  • Restricting immigration won’t force MS-13 to dissolve. Socioeconomic pressures, lack of services, alienation and peer connections are much bigger predictive factors for gang membership. In regions where youth are provided with services and supports — and explicitly included as members of the community — gang membership is low.

Act: When you hear people of any political inclination repeating misinformation about MS-13, call a time out, stop them and issue a correction. If they’re concerned about gang activity in your area, talk about interventions that actually work — like empowering youth, promoting dignity and independence, and embracing people of varied backgrounds as active contributors to community life.

5. Help Wildfire Victims

Wildfire season is upon us, and several major blazes are threatening communities across the West. While donating to a victims’ fund might not feel like a big political act, it is. People who’ve lost everything experience an emotional — not just material — benefit from community support, including that from strangers they’ll never meet.


  • California and Oregon are both experiencing major wildfires in multiple spots — and in the case of the roaring Carr fire, these fires aren’t just damaging property: They’re killing people.
  • Wildfire victims often lack insurance coverage for fires, either because they can’t afford it or because they don’t realize that they may need special riders for fire coverage.
  • Wildfires affect animals, too, including both pets and wildlife.

Act: In Northern California, the Shasta Fire Relief Fund and Tri Counties Bank Fund are collecting donations, while Haven Humane Society is requesting both cash and in-kind donations – shopping for a shelter via online wishlist is a great way to safely dispatch in-kind donations. In Southern California, the Riverside County Department of Animal Services is on the front line.

More funds will likely emerge in coming days — take time to vet before donating!

If you can’t donate, there are other ways to help. Start by asking your local officials about their disaster plan and participating in disaster response training to ensure that people in your community will be ready if there’s a major incident.

Take Action Right Now

Join Care2 activists holding people in power accountable!
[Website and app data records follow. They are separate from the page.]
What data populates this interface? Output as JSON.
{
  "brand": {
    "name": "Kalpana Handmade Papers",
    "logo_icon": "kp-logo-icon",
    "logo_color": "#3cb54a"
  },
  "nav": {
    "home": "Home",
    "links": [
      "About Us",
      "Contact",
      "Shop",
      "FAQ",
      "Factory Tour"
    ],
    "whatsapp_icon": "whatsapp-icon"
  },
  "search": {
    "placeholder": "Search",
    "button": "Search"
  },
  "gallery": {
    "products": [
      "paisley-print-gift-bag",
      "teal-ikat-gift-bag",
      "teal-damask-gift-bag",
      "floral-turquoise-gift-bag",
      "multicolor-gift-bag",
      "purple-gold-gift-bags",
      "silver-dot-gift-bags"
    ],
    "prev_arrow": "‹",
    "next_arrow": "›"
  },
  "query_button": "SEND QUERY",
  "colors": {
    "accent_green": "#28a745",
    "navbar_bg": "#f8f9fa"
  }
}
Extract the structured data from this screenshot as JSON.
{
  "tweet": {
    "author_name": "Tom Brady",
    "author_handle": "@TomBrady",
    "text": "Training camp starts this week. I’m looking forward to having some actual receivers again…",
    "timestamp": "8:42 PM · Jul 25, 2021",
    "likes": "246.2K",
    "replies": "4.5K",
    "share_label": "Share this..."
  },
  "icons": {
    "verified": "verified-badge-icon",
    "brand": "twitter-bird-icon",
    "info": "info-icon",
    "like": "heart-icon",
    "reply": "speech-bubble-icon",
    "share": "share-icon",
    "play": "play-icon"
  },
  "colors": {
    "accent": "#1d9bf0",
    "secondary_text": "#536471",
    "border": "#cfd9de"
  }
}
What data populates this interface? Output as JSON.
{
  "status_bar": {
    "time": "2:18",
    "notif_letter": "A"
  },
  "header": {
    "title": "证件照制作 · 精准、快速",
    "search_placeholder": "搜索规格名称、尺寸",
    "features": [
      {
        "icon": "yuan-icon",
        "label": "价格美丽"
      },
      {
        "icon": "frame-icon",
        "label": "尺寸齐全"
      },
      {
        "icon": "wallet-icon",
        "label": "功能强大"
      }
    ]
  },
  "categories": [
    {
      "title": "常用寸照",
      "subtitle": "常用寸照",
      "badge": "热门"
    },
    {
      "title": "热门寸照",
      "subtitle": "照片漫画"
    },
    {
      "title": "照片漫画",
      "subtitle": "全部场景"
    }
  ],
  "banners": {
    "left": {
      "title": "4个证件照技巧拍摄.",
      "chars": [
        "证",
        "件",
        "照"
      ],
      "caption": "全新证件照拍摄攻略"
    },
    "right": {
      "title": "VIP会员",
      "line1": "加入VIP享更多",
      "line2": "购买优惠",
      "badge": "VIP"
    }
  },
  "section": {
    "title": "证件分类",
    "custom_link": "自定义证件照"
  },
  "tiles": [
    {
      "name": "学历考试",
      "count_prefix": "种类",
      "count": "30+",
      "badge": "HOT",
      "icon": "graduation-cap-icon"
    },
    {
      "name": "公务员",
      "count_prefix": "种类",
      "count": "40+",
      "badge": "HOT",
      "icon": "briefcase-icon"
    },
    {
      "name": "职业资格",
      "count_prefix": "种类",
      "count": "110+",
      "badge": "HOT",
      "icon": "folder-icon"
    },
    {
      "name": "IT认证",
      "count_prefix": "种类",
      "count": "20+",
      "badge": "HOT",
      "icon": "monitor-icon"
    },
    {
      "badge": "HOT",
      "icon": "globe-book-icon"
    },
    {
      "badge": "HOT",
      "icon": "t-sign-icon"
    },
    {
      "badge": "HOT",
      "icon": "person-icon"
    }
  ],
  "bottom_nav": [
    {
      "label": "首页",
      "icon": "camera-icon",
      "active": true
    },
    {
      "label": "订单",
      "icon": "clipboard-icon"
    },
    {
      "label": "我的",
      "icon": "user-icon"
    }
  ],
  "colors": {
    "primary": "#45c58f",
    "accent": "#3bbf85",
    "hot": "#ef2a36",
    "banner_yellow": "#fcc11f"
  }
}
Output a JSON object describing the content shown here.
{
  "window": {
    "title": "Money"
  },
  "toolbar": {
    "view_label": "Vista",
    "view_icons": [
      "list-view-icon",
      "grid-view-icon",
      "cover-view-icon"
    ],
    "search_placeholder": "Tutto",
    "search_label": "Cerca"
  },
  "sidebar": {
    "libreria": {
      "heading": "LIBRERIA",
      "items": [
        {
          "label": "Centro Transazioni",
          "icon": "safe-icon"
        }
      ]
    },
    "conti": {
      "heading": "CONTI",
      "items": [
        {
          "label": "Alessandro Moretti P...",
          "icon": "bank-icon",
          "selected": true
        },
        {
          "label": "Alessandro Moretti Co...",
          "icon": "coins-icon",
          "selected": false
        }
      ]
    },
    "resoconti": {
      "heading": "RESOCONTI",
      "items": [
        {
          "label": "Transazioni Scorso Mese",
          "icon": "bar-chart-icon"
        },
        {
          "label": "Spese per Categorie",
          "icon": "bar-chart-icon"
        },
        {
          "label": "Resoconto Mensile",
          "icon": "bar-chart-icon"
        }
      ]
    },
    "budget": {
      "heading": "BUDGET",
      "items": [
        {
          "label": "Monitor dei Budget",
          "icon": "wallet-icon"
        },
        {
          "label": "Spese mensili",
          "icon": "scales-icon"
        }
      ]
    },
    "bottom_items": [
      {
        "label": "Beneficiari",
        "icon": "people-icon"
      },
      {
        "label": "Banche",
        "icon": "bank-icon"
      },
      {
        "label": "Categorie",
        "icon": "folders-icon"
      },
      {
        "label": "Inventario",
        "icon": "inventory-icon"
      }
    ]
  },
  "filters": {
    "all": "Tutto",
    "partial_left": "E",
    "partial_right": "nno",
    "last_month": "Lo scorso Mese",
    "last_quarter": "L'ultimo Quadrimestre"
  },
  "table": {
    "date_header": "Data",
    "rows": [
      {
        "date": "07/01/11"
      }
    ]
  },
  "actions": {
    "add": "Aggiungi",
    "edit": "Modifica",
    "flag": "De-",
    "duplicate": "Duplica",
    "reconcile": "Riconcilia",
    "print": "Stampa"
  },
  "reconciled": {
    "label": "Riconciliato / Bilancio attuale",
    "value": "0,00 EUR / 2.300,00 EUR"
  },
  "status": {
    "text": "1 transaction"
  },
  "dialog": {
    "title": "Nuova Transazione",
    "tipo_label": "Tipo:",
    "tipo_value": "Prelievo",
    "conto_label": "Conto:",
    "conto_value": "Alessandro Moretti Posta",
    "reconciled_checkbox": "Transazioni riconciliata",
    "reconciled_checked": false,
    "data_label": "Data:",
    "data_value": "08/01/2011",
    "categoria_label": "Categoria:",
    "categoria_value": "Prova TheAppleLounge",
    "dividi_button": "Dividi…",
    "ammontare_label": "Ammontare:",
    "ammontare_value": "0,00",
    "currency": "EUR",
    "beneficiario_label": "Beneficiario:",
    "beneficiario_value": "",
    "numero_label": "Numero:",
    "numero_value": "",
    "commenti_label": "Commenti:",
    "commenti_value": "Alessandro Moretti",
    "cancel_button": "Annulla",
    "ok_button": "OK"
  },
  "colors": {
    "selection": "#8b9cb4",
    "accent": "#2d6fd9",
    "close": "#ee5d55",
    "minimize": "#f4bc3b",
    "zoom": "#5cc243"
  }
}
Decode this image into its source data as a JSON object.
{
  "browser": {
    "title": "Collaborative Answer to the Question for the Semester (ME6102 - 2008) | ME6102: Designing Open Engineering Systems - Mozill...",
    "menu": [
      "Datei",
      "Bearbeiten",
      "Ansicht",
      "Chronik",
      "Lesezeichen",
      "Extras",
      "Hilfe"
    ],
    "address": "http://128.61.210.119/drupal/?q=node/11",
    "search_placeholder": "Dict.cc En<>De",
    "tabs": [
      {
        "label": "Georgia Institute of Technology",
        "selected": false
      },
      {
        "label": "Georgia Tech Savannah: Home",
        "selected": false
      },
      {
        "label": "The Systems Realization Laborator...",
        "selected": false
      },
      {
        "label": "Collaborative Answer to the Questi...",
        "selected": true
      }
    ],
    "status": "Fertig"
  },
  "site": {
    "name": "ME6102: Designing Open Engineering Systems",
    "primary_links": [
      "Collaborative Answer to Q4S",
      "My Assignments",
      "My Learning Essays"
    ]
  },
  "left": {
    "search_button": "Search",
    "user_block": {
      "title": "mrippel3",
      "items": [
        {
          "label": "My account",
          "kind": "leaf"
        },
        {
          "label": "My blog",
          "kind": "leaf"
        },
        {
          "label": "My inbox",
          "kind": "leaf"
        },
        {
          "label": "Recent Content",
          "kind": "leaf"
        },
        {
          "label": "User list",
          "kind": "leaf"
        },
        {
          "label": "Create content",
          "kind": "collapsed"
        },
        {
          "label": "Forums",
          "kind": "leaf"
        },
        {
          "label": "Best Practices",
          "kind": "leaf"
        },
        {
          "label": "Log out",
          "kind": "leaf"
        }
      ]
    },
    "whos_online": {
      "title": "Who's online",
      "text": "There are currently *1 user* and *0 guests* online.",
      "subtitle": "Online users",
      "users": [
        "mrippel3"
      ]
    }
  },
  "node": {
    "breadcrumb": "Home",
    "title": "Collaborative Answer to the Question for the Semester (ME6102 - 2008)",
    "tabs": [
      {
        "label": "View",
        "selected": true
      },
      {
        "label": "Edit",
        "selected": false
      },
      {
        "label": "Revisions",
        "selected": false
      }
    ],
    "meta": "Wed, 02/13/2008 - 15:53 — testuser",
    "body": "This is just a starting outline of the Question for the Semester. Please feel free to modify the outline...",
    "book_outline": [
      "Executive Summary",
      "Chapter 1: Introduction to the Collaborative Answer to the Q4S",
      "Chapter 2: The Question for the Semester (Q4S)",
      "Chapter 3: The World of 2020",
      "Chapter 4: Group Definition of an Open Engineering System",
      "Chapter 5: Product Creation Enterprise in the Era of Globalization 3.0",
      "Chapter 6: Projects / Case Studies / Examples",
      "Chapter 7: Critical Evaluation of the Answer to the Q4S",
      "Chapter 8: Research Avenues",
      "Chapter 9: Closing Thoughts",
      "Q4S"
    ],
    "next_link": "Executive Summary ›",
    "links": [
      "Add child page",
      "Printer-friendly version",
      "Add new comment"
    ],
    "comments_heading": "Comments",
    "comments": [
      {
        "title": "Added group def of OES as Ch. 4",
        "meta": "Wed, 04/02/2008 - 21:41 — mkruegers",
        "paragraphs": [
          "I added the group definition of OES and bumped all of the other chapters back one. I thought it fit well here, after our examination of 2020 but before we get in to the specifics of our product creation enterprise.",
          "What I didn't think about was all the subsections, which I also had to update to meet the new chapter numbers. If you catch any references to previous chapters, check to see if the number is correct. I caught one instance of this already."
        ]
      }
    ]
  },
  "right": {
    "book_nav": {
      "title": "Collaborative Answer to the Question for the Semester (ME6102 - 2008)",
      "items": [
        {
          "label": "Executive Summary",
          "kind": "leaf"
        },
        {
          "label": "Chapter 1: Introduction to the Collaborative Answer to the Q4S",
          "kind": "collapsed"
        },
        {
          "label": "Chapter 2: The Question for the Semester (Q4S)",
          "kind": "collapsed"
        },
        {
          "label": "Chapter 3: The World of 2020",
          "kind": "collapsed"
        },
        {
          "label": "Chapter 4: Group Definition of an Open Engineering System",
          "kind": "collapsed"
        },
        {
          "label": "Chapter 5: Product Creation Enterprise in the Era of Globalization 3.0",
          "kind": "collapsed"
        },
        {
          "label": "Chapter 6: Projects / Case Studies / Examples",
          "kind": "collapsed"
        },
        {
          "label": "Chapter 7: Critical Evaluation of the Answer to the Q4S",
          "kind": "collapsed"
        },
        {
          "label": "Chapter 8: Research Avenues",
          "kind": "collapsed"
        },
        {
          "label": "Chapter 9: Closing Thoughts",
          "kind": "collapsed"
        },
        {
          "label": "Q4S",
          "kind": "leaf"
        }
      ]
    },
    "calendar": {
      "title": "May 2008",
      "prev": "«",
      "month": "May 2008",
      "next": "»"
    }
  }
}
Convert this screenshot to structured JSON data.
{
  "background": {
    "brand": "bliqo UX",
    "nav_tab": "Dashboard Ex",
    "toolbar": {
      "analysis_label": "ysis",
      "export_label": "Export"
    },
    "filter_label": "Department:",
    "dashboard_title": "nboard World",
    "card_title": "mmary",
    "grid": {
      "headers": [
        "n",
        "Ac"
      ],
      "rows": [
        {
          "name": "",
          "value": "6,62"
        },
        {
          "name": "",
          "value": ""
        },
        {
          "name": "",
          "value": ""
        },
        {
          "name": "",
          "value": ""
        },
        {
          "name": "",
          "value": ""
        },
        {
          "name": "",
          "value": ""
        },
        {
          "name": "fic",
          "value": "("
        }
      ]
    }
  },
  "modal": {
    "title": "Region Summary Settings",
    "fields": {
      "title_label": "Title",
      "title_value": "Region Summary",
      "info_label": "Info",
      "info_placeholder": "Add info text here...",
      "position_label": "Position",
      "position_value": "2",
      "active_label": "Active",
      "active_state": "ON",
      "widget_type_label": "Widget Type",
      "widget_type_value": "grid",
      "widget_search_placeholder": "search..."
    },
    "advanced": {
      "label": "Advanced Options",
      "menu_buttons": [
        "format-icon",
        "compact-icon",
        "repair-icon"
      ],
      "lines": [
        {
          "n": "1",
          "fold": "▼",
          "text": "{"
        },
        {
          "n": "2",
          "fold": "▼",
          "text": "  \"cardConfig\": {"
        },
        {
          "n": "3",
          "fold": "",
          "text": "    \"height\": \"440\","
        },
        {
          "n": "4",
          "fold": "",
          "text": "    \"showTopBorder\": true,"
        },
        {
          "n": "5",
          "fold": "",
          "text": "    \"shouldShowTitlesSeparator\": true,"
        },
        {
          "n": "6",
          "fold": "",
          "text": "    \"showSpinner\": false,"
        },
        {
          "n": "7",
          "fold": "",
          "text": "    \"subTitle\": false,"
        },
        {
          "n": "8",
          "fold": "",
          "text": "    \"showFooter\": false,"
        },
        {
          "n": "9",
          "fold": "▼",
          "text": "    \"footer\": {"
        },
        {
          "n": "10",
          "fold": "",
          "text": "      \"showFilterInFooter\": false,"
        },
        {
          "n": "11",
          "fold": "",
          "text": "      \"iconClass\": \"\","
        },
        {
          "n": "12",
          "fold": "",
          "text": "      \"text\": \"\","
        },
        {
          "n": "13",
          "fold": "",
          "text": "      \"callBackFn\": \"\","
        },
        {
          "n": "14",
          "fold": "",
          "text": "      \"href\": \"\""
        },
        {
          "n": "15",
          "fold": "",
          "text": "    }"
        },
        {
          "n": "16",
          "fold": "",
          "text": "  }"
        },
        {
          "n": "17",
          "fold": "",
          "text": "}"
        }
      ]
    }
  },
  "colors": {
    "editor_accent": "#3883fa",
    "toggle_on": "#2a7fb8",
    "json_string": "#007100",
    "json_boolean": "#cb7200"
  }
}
Creating a Care2 petition is easy. If you have an issue you care deeply about, why not start your own petition? Here are some guidelines to help you get started and soon the Care2 community will be signing up to support you.


Photo credit: Charles Edward Miller/Creative Commons


Marie W
Marie W15 days ago

thanks for posting

Margie FOURIE6 months ago

Thank you

Debra G
Debra G6 months ago

Just drove through California from Oregon. Air quality and triple-digit heat down to Salinas was abysmal - brown skies, orange sun, poor visibility; itchy eyes and throat... I’m so grateful for the firefighters and what they’re putting up with. I’m not feeling so lenient towards the elected officials in Northern California - aside from their stupid wish to secede from the state and create “Jefferson”, they keep pushing the notion that climate change isn’t responsible for the massive, fast-moving fires, despite what experts say. These explosive fires are the new normal. Look at the tragic fire near Athens last week. And the ones in Scandinavia above the arctic circle. We must fight Trump’s attempt to roll-back the fuel standards.

Winn Adams
Winn A6 months ago


Peggy B
Peggy B6 months ago


Chrissie R
Chrissie R6 months ago

Thanks for posting.

Lisa M
Lisa M6 months ago


Lisa M
Lisa M6 months ago


Peggy B
Peggy B6 months ago


Anne Moran
Anne M6 months ago

Can't imagine not being able to go out, because the air quality is so bad.... - Hard to believe it happened in the U.S.

I thought before the president hit that button, it had to go through other people in gov... .- He didn't have solo decision...